▸ **About this exercise**
Using "title" as the search string, find the matching lines below and copy them.

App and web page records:
########

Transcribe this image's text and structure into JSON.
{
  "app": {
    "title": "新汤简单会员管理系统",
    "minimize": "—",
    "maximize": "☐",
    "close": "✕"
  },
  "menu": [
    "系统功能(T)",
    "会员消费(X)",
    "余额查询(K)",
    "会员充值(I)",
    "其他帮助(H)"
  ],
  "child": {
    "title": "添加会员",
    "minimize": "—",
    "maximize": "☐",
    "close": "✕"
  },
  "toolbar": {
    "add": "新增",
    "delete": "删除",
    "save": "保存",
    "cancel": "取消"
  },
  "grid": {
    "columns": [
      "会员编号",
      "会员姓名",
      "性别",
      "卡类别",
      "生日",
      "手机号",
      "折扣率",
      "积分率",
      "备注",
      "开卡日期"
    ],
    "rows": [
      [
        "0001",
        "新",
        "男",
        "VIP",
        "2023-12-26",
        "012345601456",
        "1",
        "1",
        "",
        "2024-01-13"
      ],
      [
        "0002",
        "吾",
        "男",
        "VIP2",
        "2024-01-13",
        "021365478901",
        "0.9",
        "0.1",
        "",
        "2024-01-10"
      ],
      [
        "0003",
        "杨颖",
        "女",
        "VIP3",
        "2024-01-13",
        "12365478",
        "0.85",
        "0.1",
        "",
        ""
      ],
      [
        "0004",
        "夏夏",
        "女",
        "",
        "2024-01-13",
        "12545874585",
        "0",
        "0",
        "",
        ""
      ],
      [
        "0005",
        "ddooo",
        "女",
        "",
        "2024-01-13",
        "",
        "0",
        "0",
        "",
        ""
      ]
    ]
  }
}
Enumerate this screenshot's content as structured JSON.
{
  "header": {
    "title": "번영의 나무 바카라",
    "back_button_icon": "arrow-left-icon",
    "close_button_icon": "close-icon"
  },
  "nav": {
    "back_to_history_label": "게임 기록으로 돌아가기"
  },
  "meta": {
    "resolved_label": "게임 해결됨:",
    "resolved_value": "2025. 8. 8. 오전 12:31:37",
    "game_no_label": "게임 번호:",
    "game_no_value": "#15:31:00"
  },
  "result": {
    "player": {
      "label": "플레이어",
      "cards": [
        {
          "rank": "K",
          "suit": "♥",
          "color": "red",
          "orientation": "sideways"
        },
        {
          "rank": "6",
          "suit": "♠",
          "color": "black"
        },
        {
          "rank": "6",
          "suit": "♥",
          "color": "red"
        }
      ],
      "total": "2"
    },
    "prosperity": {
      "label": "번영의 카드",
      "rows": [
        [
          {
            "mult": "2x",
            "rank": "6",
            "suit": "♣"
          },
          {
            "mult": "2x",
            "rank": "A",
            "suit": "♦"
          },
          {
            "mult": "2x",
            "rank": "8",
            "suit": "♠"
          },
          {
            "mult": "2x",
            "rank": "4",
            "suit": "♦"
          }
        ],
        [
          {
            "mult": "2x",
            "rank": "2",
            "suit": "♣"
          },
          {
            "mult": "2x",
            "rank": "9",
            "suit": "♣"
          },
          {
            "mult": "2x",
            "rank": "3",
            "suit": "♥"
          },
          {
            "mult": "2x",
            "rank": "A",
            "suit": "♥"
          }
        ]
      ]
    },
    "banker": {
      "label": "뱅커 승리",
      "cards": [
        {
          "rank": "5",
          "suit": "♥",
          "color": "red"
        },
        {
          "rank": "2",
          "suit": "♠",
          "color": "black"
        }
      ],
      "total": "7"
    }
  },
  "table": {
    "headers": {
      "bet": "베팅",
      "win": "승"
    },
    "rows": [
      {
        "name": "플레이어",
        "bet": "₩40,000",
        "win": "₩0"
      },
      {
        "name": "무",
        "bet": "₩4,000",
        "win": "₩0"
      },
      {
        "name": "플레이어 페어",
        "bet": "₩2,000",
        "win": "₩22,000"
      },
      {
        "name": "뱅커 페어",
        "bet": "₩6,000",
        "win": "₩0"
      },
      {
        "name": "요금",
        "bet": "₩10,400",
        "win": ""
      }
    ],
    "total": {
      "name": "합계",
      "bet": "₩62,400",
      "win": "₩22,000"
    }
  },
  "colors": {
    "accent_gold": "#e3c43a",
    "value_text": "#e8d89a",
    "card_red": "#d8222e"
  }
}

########

▸ **Finished task**
    "title": "新汤简单会员管理系统",
    "title": "添加会员",
    "title": "번영의 나무 바카라",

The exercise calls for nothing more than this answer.